Skip to main content

Love, Power, and Authority in the Enlightenment's Revolutions - Oakland Campus: Newbery

This course guide is designed for students enrolled in ENGLIT 1150 and focuses specifically on literary and cultural resources relating to concepts of love, duty, power, and authority in the late 17th and the 18th century.

The Connection Between John Newbery and Isaiah Thomas

Isaiah Thomas published and sold books for children, as well as books, newspapers, and magazines for adults.  He was also founder of the American Antiquarian Society.

One of Thomas' greatest contributions to children's literature was introducing John Newbery's books to the United States; although Thomas' loose interpretation of the copyright laws bothered Jonathan Edwards, and Newbery was never paid.  Thomas acquired several Newbery chapbooks in 1779 and republished them in America. Newbery's materials were much more appealing and entertaining than other children's literature of the time.

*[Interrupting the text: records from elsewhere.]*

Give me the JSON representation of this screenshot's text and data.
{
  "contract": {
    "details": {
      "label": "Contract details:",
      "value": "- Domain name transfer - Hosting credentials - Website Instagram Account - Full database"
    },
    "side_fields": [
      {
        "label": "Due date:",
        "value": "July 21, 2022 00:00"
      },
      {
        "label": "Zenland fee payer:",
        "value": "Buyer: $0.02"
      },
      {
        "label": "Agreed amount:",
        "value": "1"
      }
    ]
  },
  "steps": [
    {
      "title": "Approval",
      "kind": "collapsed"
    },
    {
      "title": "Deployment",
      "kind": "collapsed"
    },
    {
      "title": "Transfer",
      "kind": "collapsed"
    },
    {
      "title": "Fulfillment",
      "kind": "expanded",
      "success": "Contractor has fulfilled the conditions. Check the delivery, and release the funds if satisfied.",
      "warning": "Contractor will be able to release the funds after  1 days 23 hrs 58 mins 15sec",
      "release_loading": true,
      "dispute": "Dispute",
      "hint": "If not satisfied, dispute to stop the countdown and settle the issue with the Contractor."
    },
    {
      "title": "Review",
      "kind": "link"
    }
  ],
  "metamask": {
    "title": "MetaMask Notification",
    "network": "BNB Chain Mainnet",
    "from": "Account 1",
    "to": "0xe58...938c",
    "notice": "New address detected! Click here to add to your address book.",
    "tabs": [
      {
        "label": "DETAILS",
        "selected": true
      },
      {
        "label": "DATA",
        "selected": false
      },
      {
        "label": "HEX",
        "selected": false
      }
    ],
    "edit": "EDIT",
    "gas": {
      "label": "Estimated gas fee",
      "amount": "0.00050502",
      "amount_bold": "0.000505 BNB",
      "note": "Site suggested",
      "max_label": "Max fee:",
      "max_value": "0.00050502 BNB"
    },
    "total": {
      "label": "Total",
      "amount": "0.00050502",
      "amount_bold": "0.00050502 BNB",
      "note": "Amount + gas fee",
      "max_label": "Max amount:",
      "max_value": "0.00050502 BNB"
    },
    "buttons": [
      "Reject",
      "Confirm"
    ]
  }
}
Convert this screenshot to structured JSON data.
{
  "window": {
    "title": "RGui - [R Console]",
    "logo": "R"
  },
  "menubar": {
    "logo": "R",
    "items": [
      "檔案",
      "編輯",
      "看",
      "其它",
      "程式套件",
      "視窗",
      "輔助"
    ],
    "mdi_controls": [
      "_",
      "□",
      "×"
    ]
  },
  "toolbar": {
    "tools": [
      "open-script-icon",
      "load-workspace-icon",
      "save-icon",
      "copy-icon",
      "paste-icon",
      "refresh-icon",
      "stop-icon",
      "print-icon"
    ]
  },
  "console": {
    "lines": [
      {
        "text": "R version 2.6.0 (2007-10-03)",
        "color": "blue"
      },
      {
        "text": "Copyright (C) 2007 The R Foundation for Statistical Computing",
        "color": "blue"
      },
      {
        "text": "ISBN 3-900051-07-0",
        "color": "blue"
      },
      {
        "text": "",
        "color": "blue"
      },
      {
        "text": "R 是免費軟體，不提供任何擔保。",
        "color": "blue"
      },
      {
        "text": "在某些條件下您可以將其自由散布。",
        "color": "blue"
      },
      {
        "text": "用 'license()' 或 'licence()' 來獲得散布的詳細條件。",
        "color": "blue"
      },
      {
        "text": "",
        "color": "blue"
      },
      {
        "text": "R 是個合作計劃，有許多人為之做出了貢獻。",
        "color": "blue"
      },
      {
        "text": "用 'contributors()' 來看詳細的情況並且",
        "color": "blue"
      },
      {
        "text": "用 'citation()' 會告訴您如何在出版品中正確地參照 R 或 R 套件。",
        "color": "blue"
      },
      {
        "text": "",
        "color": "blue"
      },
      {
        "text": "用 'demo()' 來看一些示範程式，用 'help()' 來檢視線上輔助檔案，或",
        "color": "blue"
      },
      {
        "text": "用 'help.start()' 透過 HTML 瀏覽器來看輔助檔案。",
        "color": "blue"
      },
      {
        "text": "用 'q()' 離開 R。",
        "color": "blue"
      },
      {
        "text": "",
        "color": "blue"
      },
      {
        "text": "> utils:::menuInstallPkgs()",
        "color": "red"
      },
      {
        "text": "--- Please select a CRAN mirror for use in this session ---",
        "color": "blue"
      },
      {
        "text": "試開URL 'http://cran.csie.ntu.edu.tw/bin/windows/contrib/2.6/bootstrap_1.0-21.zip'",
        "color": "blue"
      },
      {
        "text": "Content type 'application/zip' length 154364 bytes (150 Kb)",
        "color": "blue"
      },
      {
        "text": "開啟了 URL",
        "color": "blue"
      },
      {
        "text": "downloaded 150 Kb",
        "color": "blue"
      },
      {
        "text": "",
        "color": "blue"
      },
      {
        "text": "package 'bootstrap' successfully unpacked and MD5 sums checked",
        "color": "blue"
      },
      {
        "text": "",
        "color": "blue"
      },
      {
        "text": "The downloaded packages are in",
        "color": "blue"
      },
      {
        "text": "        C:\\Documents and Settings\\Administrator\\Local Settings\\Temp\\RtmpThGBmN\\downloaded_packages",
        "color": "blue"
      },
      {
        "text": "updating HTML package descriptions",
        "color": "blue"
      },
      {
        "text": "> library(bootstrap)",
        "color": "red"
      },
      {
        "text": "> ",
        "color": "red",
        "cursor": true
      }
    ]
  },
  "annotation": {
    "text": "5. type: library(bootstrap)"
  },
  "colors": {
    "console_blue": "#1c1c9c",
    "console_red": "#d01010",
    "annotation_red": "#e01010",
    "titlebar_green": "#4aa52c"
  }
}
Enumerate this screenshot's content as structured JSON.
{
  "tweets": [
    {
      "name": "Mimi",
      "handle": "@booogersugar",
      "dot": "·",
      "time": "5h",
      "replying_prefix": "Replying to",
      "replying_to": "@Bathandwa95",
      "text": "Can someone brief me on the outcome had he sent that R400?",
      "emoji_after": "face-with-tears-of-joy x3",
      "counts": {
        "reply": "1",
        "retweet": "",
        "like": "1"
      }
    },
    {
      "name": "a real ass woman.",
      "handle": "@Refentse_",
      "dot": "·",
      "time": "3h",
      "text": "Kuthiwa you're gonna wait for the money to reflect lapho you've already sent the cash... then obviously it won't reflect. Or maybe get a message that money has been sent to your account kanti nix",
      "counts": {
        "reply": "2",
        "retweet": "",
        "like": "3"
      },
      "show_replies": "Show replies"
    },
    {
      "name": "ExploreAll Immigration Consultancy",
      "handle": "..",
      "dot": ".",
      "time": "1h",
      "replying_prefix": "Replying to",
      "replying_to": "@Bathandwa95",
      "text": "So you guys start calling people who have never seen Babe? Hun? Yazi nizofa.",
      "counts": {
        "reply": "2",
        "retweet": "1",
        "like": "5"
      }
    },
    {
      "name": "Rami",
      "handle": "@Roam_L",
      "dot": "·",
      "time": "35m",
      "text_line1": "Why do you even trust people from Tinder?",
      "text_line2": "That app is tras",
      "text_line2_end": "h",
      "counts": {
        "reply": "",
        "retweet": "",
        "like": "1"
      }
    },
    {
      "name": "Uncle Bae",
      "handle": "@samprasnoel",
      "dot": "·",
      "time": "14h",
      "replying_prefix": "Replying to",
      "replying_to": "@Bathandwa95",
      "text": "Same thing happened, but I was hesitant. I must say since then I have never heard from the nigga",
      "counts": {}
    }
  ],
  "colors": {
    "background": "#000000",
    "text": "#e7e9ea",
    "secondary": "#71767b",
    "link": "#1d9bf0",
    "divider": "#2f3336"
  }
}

The financial success of these items led Thomas to publish his own children's titles, the first of which was The Beauty and the Monster. A Comedy. From the French of Count de Genlis. Original publications did not take over his presses, however. His first edition of Mother Goose's Melody appeared in 1785, and he also published such children's standards from England as Robinson Crusoe and Goody Two-Shoes. These children's books brought money and recognition to the business, but Thomas poured more pride and effort into his Bible publishing.